(RECORDS SHOWN Opens)
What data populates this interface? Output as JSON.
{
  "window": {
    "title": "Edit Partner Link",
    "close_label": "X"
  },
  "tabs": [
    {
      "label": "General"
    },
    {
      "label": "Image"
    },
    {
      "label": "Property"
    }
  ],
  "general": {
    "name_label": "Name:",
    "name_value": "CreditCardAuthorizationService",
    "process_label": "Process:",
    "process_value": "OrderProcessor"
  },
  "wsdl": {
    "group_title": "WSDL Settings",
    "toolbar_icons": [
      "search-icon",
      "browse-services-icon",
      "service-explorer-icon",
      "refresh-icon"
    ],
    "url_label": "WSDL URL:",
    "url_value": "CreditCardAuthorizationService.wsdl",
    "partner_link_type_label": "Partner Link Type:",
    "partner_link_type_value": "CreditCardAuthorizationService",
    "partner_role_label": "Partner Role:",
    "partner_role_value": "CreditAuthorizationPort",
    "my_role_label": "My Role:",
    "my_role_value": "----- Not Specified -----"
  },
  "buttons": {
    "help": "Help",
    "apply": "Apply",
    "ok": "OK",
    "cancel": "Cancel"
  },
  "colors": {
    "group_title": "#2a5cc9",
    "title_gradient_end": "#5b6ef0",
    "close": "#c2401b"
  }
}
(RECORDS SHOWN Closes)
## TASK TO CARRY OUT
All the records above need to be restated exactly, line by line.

## ANSWER SPACE
What data populates this interface? Output as JSON.
{
  "window": {
    "title": "Edit Partner Link",
    "close_label": "X"
  },
  "tabs": [
    {
      "label": "General"
    },
    {
      "label": "Image"
    },
    {
      "label": "Property"
    }
  ],
  "general": {
    "name_label": "Name:",
    "name_value": "CreditCardAuthorizationService",
    "process_label": "Process:",
    "process_value": "OrderProcessor"
  },
  "wsdl": {
    "group_title": "WSDL Settings",
    "toolbar_icons": [
      "search-icon",
      "browse-services-icon",
      "service-explorer-icon",
      "refresh-icon"
    ],
    "url_label": "WSDL URL:",
    "url_value": "CreditCardAuthorizationService.wsdl",
    "partner_link_type_label": "Partner Link Type:",
    "partner_link_type_value": "CreditCardAuthorizationService",
    "partner_role_label": "Partner Role:",
    "partner_role_value": "CreditAuthorizationPort",
    "my_role_label": "My Role:",
    "my_role_value": "----- Not Specified -----"
  },
  "buttons": {
    "help": "Help",
    "apply": "Apply",
    "ok": "OK",
    "cancel": "Cancel"
  },
  "colors": {
    "group_title": "#2a5cc9",
    "title_gradient_end": "#5b6ef0",
    "close": "#c2401b"
  }
}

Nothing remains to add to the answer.